Some writers believe that poetry has its origins in song. Most of the characteristics that distinguish it from other forms of utterance—rhythm, rhyme, compression, intensity of feeling, the use of refrains—appear to have come about from efforts to fit words to musical forms. However, in the European tradition the earliest surviving poems, the Homeric and Hesiodic epics, identify themselves as poems to be recited or chanted to a musical accompaniment rather than as pure song. Another interpretation, developed from 20th-century studies of living Montenegran epic reciters by Milman Parry and others, is that rhythm, refrains, and kennings are essentially paratactic devices that enable the reciter to reconstruct the poem from memory.

In preliterate societies, all these forms of poetry were composed for, and sometimes during, performance. As such, there was a certain degree of fluidity to the exact wording of poems, given this could change from one performance or performer to another. The introduction of writing tended to fix the content of a poem to the version that happened to be written down and survive. Written composition also meant that poets began to compose not for an audience that was sitting in front of them but for an absent reader. Later, the invention of printing tended to accelerate these trends. Poets were now writing more for the eye than for the ear.
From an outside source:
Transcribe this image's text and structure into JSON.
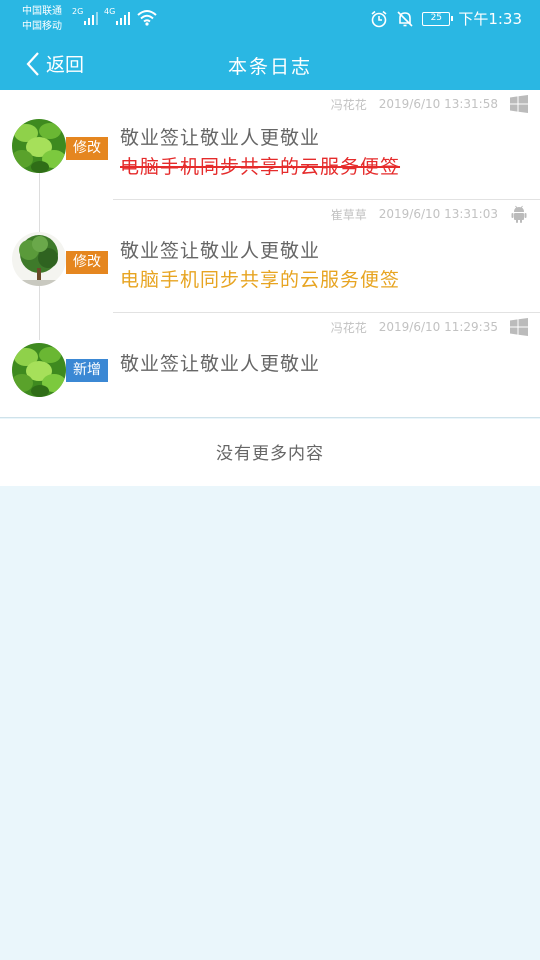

The development of literacy gave rise to more personal, shorter poems intended to be sung. These are called lyrics, which derives from the Greek lura or lyre, the instrument that was used to accompany the performance of Greek lyrics from about the seventh century BCE onward. The Greek’s practice of singing hymns in large choruses gave rise in the sixth century BCE to dramatic verse, and to the practice of writing poetic plays for performance in their theatres.

In more recent times, the introduction of electronic media and the rise of the poetry reading have led to a resurgence of performance poetry and have resulted in a situation where poetry for the eye and poetry for the ear coexist, sometimes in the same poem. The late 20th-century rise of the singer-songwriter and Rap culture and the increase in popularity of Slam poetry have led to a renewed debate as to the nature of poetry that can be crudely characterised as a split between the academic and popular views. As of 2005, this debate is ongoing with no immediate prospect of a resolution.
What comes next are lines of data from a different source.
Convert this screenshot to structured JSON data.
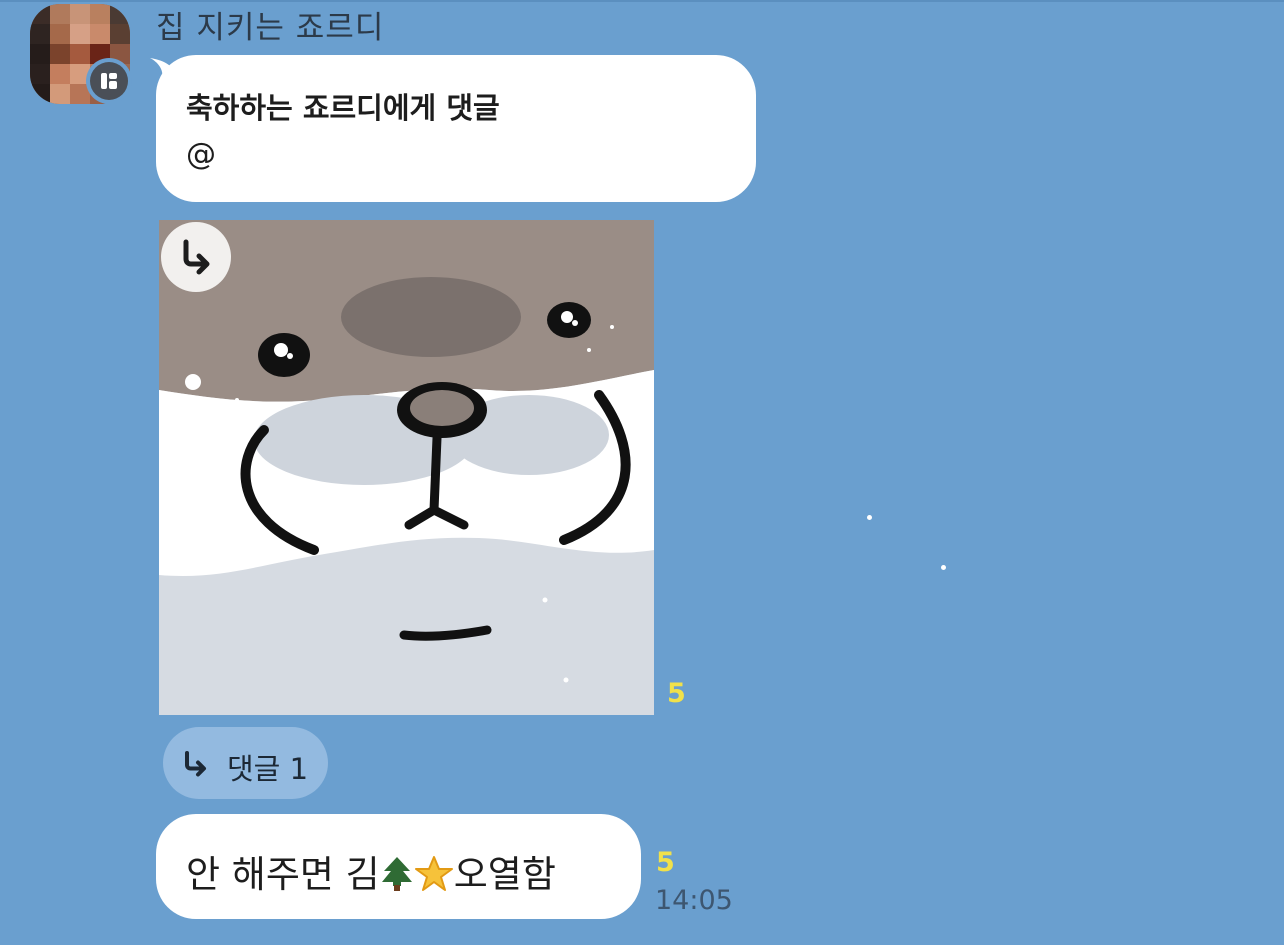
{
  "chat": {
    "sender_name": "집 지키는 죠르디",
    "message1": {
      "title": "축하하는 죠르디에게 댓글",
      "mention": "@"
    },
    "sticker_unread": "5",
    "reply_thread": {
      "label": "댓글 1"
    },
    "message2": {
      "text_before": "안 해주면 김",
      "text_after": "오열함",
      "emoji_1": "christmas-tree",
      "emoji_2": "star",
      "unread": "5",
      "time": "14:05"
    }
  },
  "colors": {
    "background": "#6a9fcf",
    "bubble": "#ffffff",
    "unread": "#f1e14a",
    "reply_pill": "#93bae0"
  }
}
Love poems proliferate now, in weblogs and personal pages, as a new way of expression and liberty of hearts, “I have won many female relations with this valid resource”, has said a contemporaneus writer called Federic P. Sabeloteur.

http://www.poetry.org/whatis.htm